▸ Recorded data:
┌──
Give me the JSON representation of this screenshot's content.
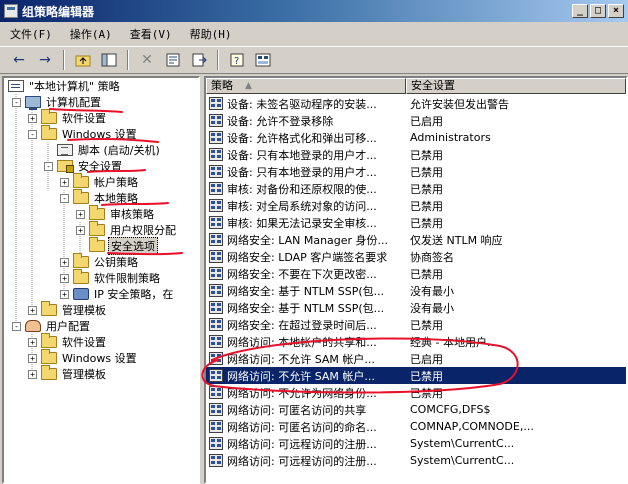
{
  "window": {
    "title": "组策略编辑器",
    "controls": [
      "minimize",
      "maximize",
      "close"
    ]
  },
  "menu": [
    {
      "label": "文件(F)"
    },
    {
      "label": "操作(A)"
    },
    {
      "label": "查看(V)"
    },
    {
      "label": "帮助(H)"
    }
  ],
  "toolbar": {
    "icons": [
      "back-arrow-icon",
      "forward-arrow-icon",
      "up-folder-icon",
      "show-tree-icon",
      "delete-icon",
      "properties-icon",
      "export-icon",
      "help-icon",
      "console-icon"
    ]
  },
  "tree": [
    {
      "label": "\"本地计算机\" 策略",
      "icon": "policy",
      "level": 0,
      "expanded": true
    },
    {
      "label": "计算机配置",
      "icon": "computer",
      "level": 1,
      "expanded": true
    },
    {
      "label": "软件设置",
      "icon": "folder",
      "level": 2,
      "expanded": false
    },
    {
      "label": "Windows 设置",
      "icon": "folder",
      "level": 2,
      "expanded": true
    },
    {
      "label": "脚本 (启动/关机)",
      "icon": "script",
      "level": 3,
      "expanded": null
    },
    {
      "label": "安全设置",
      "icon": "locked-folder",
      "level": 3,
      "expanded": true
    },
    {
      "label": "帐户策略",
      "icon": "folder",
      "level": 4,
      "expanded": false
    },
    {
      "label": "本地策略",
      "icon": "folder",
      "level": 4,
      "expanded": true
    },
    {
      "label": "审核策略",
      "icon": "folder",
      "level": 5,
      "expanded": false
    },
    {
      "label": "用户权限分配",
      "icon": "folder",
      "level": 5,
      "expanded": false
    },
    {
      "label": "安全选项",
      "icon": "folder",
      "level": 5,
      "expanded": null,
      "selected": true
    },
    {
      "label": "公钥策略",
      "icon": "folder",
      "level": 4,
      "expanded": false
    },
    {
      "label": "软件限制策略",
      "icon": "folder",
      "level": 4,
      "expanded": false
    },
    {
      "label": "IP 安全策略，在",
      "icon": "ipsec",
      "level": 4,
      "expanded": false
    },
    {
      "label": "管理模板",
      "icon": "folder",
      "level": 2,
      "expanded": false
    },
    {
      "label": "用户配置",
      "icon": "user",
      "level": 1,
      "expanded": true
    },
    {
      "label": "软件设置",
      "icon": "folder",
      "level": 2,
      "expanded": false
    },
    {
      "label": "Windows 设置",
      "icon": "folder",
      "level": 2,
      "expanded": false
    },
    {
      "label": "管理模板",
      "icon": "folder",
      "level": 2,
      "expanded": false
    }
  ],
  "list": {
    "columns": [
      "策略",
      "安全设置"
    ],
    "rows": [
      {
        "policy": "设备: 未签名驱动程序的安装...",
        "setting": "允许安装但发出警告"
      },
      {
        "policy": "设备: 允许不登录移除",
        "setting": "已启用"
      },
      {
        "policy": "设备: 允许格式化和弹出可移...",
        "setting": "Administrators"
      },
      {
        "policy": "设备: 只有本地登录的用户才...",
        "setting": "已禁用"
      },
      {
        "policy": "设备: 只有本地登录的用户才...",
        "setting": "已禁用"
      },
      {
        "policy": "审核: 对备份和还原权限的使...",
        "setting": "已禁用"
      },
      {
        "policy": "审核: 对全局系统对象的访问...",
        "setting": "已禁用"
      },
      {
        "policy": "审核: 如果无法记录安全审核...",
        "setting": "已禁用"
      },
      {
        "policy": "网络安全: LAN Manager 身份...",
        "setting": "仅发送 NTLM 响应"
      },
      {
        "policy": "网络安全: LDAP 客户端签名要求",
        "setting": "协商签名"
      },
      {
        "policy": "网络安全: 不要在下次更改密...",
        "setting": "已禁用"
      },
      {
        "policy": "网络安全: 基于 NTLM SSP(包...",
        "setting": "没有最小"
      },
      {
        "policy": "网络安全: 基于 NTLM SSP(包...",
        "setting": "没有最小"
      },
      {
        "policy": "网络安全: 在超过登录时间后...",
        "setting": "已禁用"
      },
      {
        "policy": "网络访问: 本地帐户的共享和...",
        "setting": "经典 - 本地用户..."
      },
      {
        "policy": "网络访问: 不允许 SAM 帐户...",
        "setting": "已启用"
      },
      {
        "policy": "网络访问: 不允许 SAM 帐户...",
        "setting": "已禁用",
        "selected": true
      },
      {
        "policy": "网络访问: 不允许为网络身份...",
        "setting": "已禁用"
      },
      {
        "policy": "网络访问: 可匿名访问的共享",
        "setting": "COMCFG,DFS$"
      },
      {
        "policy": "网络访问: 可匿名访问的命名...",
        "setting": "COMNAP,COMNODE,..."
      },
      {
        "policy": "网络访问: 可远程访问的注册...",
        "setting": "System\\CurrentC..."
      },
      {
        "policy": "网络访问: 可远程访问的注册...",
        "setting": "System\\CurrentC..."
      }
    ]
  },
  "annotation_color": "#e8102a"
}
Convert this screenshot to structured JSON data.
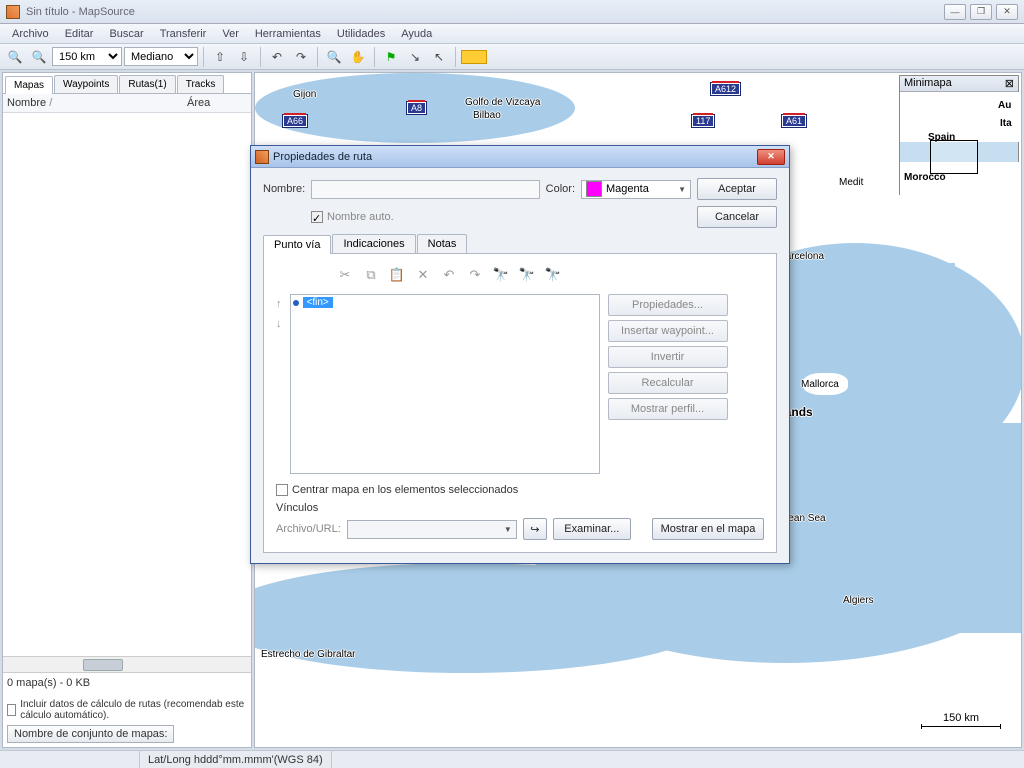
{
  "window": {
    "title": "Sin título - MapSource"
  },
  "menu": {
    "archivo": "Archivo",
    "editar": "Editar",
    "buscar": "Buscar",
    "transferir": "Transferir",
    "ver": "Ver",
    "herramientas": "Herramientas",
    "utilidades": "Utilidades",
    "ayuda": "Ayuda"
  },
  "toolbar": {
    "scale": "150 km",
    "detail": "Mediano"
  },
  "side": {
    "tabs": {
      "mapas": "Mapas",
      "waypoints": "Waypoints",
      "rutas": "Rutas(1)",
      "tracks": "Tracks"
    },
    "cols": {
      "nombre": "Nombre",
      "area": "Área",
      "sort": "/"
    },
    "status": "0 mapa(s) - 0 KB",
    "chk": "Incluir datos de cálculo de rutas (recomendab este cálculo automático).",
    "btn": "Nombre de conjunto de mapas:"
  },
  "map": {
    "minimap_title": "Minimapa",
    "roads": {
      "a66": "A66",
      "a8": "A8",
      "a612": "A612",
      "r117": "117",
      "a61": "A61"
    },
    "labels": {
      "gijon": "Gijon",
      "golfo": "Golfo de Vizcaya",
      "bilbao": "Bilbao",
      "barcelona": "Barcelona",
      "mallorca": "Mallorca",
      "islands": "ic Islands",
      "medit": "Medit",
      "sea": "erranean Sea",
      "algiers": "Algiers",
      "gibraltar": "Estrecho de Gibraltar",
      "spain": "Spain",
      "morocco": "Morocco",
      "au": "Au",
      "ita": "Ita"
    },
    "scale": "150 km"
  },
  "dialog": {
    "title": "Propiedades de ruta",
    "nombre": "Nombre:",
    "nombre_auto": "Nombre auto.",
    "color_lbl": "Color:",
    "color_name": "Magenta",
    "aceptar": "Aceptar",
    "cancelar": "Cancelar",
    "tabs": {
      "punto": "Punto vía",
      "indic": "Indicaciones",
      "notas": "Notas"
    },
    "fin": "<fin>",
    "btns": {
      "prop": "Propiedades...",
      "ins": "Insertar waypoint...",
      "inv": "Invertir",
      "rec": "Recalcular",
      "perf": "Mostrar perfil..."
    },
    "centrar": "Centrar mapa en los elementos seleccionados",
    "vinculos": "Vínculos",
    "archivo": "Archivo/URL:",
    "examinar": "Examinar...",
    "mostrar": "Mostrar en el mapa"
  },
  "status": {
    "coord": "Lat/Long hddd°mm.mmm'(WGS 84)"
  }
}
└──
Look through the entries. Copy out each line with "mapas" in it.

▸ Final answer:
      "mapas": "Mapas",
    "btn": "Nombre de conjunto de mapas:"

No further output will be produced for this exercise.